That’s the power of foam on your feet. But now, one researcher imagines a new purpose: Protecting our buildings from car crashes and earthquakes.
In a new paper published in Smart Materials and Structures, Tatheer Zahra, an investigator at the QUT Centre for Materials Science, demonstrates that the same sorts of foams we use in sneakers, memory pillows, and mattresses could be just as important for supporting buildings as they are for our bodies. After 3D-printing her own structures made of PLA foam (the same type of foam found in many of the aforementioned products), she estimates that a barrier of foam that’s less than an inch thick could stop a car moving 37mph. Zahra imagines that these delicate-looking mesh foams could replace the protective walls that surround buildings in many major cities—and that’s only the beginning.
How is any of this possible? How can shoe foam be so strong? PLA is what’s known as an “auxetic material.” When under pressure, auxetic materials behave differently than any other. Stretch a strip of rubber, or even steel, and it will become thinner and narrower as it grows longer. But when you stretch an auxetic material in such a way, it will paradoxically get wider as it grows longer.

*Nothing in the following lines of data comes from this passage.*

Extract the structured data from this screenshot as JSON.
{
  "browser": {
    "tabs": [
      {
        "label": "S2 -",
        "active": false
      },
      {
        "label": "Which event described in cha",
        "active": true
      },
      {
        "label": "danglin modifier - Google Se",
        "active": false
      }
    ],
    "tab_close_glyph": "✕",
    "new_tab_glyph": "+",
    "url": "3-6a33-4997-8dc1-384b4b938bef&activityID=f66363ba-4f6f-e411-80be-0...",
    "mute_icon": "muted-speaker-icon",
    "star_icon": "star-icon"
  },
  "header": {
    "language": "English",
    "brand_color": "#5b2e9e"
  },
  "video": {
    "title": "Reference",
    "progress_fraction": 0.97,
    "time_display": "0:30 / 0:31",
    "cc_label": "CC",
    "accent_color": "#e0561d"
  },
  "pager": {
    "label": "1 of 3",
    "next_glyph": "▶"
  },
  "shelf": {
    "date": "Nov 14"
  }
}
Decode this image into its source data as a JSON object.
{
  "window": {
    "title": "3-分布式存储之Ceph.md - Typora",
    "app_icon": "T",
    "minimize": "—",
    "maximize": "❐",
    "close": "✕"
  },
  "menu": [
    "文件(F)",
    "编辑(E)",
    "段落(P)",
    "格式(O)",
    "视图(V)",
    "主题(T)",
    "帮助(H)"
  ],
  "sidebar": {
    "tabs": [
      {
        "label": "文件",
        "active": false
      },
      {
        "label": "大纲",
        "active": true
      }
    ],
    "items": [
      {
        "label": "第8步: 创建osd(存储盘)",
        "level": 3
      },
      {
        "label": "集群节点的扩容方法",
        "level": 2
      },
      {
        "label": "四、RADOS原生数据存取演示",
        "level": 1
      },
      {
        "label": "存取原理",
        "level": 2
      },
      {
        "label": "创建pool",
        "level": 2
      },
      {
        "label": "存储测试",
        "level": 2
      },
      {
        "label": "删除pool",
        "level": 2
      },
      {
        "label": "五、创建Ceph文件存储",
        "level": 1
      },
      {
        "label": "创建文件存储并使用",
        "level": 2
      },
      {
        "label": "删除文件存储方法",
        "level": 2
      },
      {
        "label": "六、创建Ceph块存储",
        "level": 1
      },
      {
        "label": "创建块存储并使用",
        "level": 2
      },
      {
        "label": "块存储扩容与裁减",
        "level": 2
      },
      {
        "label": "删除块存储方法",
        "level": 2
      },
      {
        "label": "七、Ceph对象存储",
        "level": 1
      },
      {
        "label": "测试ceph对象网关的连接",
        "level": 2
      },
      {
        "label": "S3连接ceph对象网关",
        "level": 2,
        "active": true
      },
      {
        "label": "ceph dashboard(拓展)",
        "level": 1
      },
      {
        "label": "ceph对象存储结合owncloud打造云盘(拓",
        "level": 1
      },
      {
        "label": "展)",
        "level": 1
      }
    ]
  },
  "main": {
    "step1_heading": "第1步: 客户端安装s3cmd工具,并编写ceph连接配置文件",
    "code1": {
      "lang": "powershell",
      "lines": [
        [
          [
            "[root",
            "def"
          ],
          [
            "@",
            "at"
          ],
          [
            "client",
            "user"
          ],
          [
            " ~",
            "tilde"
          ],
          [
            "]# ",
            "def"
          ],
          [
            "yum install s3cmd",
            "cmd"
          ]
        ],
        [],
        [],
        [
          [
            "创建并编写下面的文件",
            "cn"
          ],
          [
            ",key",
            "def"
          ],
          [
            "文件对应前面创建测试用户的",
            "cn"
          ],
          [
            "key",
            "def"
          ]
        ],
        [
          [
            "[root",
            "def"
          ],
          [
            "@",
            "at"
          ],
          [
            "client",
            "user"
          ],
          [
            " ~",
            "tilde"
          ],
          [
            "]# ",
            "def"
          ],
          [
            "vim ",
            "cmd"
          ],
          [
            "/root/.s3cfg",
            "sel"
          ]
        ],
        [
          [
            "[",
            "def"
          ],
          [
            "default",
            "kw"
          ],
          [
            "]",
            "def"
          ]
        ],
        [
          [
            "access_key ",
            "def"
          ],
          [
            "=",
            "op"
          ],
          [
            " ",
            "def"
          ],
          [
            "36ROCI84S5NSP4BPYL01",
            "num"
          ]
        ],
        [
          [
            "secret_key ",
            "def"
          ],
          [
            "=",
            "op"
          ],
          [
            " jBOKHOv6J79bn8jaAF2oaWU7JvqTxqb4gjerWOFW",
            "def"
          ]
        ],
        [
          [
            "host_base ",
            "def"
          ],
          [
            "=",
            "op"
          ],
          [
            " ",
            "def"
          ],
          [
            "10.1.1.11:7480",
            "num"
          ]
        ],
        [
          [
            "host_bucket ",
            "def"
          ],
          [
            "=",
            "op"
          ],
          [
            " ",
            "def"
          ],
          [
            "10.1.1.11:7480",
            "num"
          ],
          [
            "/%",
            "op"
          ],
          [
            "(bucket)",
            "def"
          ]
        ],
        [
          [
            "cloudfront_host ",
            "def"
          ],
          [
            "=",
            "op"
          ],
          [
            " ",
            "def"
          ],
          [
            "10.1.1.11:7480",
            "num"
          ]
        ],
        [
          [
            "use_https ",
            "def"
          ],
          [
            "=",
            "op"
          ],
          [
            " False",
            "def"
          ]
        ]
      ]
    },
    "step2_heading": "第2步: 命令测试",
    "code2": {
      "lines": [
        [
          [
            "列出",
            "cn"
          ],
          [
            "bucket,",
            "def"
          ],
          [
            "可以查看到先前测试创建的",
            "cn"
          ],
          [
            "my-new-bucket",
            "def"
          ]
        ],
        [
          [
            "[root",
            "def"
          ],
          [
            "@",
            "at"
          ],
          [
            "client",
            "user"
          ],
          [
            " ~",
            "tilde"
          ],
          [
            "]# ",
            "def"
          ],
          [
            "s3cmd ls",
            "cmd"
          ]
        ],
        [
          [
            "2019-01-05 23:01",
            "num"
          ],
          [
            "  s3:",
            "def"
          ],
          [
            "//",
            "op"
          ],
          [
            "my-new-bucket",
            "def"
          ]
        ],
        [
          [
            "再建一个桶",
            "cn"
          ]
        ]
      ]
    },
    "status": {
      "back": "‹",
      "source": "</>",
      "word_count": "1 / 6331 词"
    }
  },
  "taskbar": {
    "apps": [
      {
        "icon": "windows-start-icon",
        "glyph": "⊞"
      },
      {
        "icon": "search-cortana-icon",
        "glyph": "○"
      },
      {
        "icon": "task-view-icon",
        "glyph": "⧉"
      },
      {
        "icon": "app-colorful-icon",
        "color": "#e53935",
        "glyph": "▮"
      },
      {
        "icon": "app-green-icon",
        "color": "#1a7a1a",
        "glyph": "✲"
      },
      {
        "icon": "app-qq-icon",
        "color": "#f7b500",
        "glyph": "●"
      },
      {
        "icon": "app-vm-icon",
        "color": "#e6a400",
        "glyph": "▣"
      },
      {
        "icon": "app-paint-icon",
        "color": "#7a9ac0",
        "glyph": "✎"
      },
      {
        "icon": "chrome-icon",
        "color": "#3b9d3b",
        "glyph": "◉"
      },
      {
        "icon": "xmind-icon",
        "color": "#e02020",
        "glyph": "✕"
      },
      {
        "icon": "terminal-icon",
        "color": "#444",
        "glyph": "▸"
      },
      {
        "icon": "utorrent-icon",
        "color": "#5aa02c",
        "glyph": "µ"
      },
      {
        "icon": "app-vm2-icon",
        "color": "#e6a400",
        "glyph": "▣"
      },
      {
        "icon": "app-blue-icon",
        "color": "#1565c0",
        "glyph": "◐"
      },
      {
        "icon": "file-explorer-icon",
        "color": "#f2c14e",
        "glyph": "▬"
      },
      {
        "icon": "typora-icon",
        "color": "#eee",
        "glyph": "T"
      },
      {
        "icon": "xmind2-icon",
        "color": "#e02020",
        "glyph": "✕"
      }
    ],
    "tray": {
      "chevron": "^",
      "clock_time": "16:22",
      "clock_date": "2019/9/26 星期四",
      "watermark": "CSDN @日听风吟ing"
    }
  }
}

This means auxetic materials can ultimately absorb considerable energy, because when they encounter a force, they can contract or expand in multiple directions at once—diffusing that energy instead of snapping—before returning to their shape.

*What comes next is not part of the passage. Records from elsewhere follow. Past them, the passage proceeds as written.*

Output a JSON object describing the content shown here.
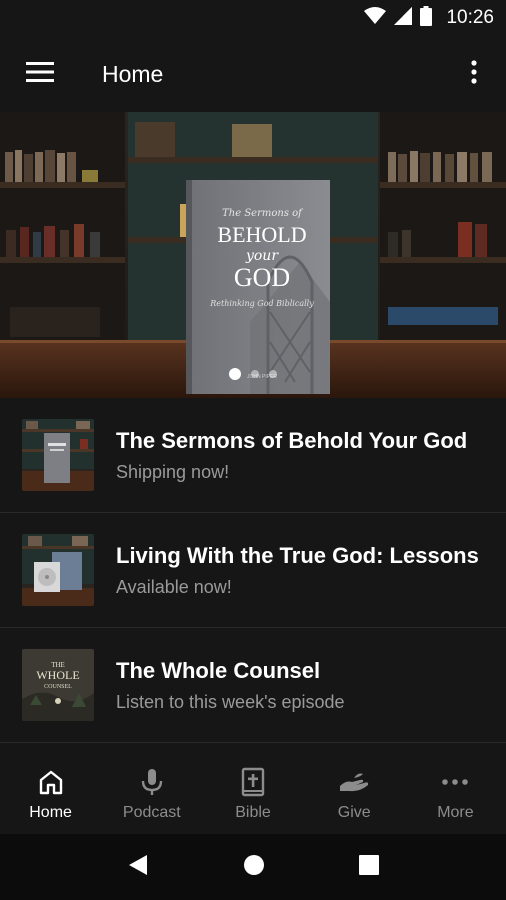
{
  "status_bar": {
    "time": "10:26"
  },
  "app_bar": {
    "title": "Home"
  },
  "hero": {
    "book_prefix": "The Sermons of",
    "book_title_1": "BEHOLD",
    "book_title_2": "your",
    "book_title_3": "GOD",
    "book_subtitle": "Rethinking God Biblically",
    "book_author": "JOHN PIPER",
    "slides": 3,
    "active_slide": 1
  },
  "list": {
    "items": [
      {
        "title": "The Sermons of Behold Your God",
        "subtitle": "Shipping now!"
      },
      {
        "title": "Living With the True God: Lessons",
        "subtitle": "Available now!"
      },
      {
        "title": "The Whole Counsel",
        "subtitle": "Listen to this week's episode",
        "thumb_text_1": "THE",
        "thumb_text_2": "WHOLE",
        "thumb_text_3": "COUNSEL"
      }
    ]
  },
  "bottom_nav": {
    "items": [
      {
        "label": "Home",
        "icon": "home-icon"
      },
      {
        "label": "Podcast",
        "icon": "microphone-icon"
      },
      {
        "label": "Bible",
        "icon": "bible-icon"
      },
      {
        "label": "Give",
        "icon": "hand-give-icon"
      },
      {
        "label": "More",
        "icon": "more-horizontal-icon"
      }
    ],
    "active_index": 0
  },
  "colors": {
    "background": "#161616",
    "text_primary": "#ffffff",
    "text_secondary": "#9a9a9a"
  }
}
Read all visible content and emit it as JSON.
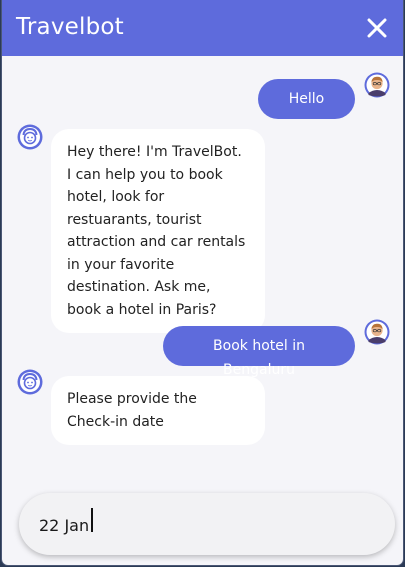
{
  "header": {
    "title": "Travelbot",
    "close_icon": "close-icon"
  },
  "messages": [
    {
      "from": "user",
      "text": "Hello"
    },
    {
      "from": "bot",
      "text": "Hey there! I'm TravelBot. I can help you to book hotel, look for restuarants, tourist attraction and car rentals in your favorite destination. Ask me, book a hotel in Paris?"
    },
    {
      "from": "user",
      "text": "Book hotel in Bengaluru"
    },
    {
      "from": "bot",
      "text": "Please provide the Check-in date"
    }
  ],
  "composer": {
    "value": "22 Jan"
  },
  "colors": {
    "accent": "#5e6bdc",
    "background": "#f5f5f9",
    "bot_bubble": "#ffffff"
  },
  "icons": {
    "user_avatar": "user-avatar-icon",
    "bot_avatar": "bot-avatar-icon"
  }
}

“I am a structural engineer,” Zahra explains, “so after learning about this unique material, I started my journey to investigate whether I could use it to enhance the performance of structures under extreme loads.”
After leading a few studies on auxetic materials, Zahra is convinced of their promise in architecture. The quickest, and most obvious use for these foams is in protective barriers around buildings. While anti-terrorism may be the first use that comes to mind, as many as 60 cars crash into U.S. buildings each day, killing hundreds of people a year. Zahra believes that thin foam walls, made of intricate, honeycomb geometries to enhance a material’s natural auxetic properties—could replace the external steel and concrete barriers we use today. (These structures wouldn’t necessarily need to be 3D printed, either. Zahra wants to test if the cheap and fast injection molding process could be used to fabricate these structures as rapidly as making shoes.)
However, the larger potential Zahra imagines is to embed these materials inside a building’s existing concrete and mortar. Today, steel rebar reinforces concrete to make it stronger (and this approach, while extremely popular, doesn’t always work). While not as strong as steel, PLA foam is superb at absorbing energy, and it could use that capability with architecture, essentially making buildings that literally bounce back from adversity.
“My vision is to employ the technology [in cement for] resilient infrastructure such as buildings and bridges capable of surviving disasters such as earthquakes or collisions,” says Zahra. Currently, Zahra is proving this approach out on small scale tests before testing it on a building-sized scale. Several pilot and commercial research and manufacturing studies will need to follow. But if the idea does prove out? Your facade could soon match your feet.